"When it comes to the earnings gap between black and white men, we've gone all the way back to 1950," said Duke economist Patrick Bayer, who co-authored the paper with Kerwin Kofi Charles of the University of Chicago.
The picture for black men looks very different at the top of the economic ladder versus the bottom, the authors say. Since the 1960s, top black salaries have continued to climb. Those advances were fueled by more equal access to universities and high-skilled professions, the study finds.
Meanwhile, a starkly different story transpired at the bottom of the economic ladder. Massive increases in incarceration rates and the general decline of working-class jobs have devastated the labor market prospects of men with a high school degree or less, the authors say.
The changing economy has been hard on all workers with less than a high school education, but especially devastating for black men, Bayer said.
"The broad economic changes we've seen since the 1970s have clearly helped people at the top of the ladder," Bayer said. "But the labor market for low-skilled workers has basically collapsed.
"Back in 1940 there were plenty of jobs for men with less than a high school degree. Now education is more and more a determinant of who's working and who's not."
In fact, more and more working-age men in the United States aren't working at all. The number of nonworking white men grew from about 8 percent in 1960 to 17 percent in 2014.
The numbers look still worse among black men: In 1960, 19 percent of black men were not working; in 2014, that number had grown to 35 percent of black men. That includes men who are incarcerated as well those who can't find jobs.

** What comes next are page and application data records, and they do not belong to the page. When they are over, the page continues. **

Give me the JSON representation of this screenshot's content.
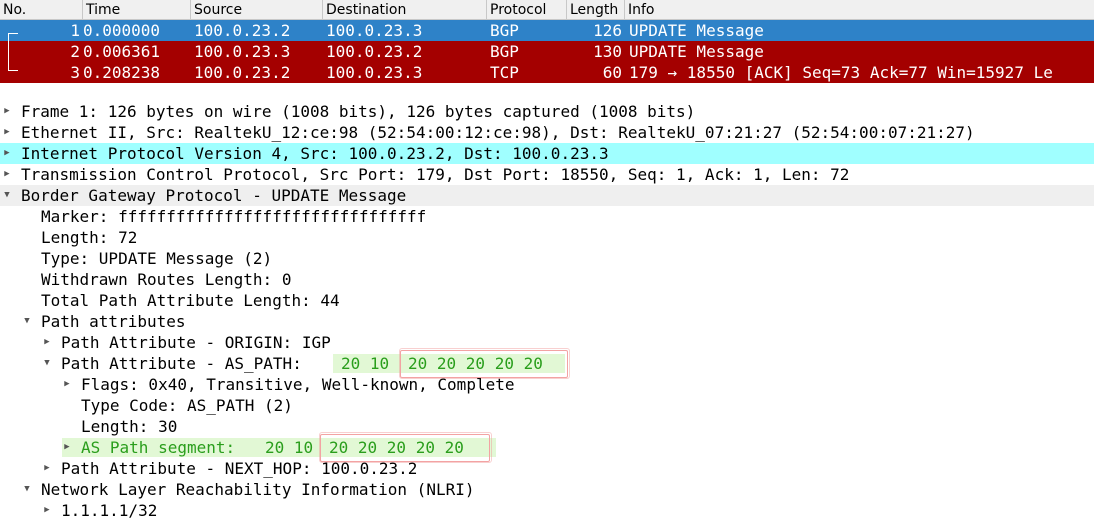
{
  "packet_list": {
    "columns": [
      "No.",
      "Time",
      "Source",
      "Destination",
      "Protocol",
      "Length",
      "Info"
    ],
    "rows": [
      {
        "no": "1",
        "time": "0.000000",
        "src": "100.0.23.2",
        "dst": "100.0.23.3",
        "proto": "BGP",
        "len": "126",
        "info": "UPDATE Message"
      },
      {
        "no": "2",
        "time": "0.006361",
        "src": "100.0.23.3",
        "dst": "100.0.23.2",
        "proto": "BGP",
        "len": "130",
        "info": "UPDATE Message"
      },
      {
        "no": "3",
        "time": "0.208238",
        "src": "100.0.23.2",
        "dst": "100.0.23.3",
        "proto": "TCP",
        "len": "60",
        "info": "179 → 18550 [ACK] Seq=73 Ack=77 Win=15927 Le"
      }
    ]
  },
  "details": {
    "frame": "Frame 1: 126 bytes on wire (1008 bits), 126 bytes captured (1008 bits)",
    "ethernet": "Ethernet II, Src: RealtekU_12:ce:98 (52:54:00:12:ce:98), Dst: RealtekU_07:21:27 (52:54:00:07:21:27)",
    "ip": "Internet Protocol Version 4, Src: 100.0.23.2, Dst: 100.0.23.3",
    "tcp": "Transmission Control Protocol, Src Port: 179, Dst Port: 18550, Seq: 1, Ack: 1, Len: 72",
    "bgp": "Border Gateway Protocol - UPDATE Message",
    "marker": "Marker: ffffffffffffffffffffffffffffffff",
    "length": "Length: 72",
    "type": "Type: UPDATE Message (2)",
    "withdrawn": "Withdrawn Routes Length: 0",
    "total_path": "Total Path Attribute Length: 44",
    "path_attrs": "Path attributes",
    "origin": "Path Attribute - ORIGIN: IGP",
    "as_path_label": "Path Attribute - AS_PATH:",
    "as_path_prefix": "20 10",
    "as_path_repeat": "20 20 20 20 20",
    "flags": "Flags: 0x40, Transitive, Well-known, Complete",
    "type_code": "Type Code: AS_PATH (2)",
    "as_length": "Length: 30",
    "segment_label": "AS Path segment:",
    "segment_prefix": "20 10",
    "segment_repeat": "20 20 20 20 20",
    "next_hop": "Path Attribute - NEXT_HOP: 100.0.23.2",
    "nlri": "Network Layer Reachability Information (NLRI)",
    "prefix": "1.1.1.1/32"
  },
  "colors": {
    "selected_row": "#2e82c8",
    "protocol_row": "#a40000",
    "selected_detail": "#a0ffff",
    "highlight_text": "#2a9e1c",
    "annotation": "#f3a3a3"
  },
  "icons": {
    "collapsed": "triangle-right-icon",
    "expanded": "triangle-down-icon"
  }
}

"The rate at which men are not working has been skyrocketing, and it's not simply the result of the Great Recession," Bayer said. "It's a big part of what's been happening to our economy over the past 40 years." ■